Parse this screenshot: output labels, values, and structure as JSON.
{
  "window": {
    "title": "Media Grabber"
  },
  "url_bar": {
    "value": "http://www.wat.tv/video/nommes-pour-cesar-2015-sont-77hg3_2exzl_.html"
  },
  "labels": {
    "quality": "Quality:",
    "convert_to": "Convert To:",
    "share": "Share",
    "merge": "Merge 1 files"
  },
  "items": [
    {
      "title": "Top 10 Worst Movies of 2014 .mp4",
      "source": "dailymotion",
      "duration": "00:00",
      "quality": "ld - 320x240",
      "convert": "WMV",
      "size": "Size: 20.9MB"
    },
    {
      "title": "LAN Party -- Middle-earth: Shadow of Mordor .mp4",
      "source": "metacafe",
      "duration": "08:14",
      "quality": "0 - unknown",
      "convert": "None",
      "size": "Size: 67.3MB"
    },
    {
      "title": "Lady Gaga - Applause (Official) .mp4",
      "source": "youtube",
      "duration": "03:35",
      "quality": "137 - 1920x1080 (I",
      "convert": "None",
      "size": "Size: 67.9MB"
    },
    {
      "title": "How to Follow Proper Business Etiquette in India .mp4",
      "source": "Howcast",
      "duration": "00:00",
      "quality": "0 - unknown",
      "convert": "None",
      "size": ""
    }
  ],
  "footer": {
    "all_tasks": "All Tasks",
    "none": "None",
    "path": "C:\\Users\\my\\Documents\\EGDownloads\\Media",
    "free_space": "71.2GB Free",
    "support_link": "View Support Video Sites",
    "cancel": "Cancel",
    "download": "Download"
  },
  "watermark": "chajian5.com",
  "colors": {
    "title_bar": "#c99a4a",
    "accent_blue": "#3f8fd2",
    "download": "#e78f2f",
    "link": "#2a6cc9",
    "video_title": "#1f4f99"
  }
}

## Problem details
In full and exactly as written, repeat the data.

## Response
Parse this screenshot: output labels, values, and structure as JSON.
{
  "window": {
    "title": "Media Grabber"
  },
  "url_bar": {
    "value": "http://www.wat.tv/video/nommes-pour-cesar-2015-sont-77hg3_2exzl_.html"
  },
  "labels": {
    "quality": "Quality:",
    "convert_to": "Convert To:",
    "share": "Share",
    "merge": "Merge 1 files"
  },
  "items": [
    {
      "title": "Top 10 Worst Movies of 2014 .mp4",
      "source": "dailymotion",
      "duration": "00:00",
      "quality": "ld - 320x240",
      "convert": "WMV",
      "size": "Size: 20.9MB"
    },
    {
      "title": "LAN Party -- Middle-earth: Shadow of Mordor .mp4",
      "source": "metacafe",
      "duration": "08:14",
      "quality": "0 - unknown",
      "convert": "None",
      "size": "Size: 67.3MB"
    },
    {
      "title": "Lady Gaga - Applause (Official) .mp4",
      "source": "youtube",
      "duration": "03:35",
      "quality": "137 - 1920x1080 (I",
      "convert": "None",
      "size": "Size: 67.9MB"
    },
    {
      "title": "How to Follow Proper Business Etiquette in India .mp4",
      "source": "Howcast",
      "duration": "00:00",
      "quality": "0 - unknown",
      "convert": "None",
      "size": ""
    }
  ],
  "footer": {
    "all_tasks": "All Tasks",
    "none": "None",
    "path": "C:\\Users\\my\\Documents\\EGDownloads\\Media",
    "free_space": "71.2GB Free",
    "support_link": "View Support Video Sites",
    "cancel": "Cancel",
    "download": "Download"
  },
  "watermark": "chajian5.com",
  "colors": {
    "title_bar": "#c99a4a",
    "accent_blue": "#3f8fd2",
    "download": "#e78f2f",
    "link": "#2a6cc9",
    "video_title": "#1f4f99"
  }
}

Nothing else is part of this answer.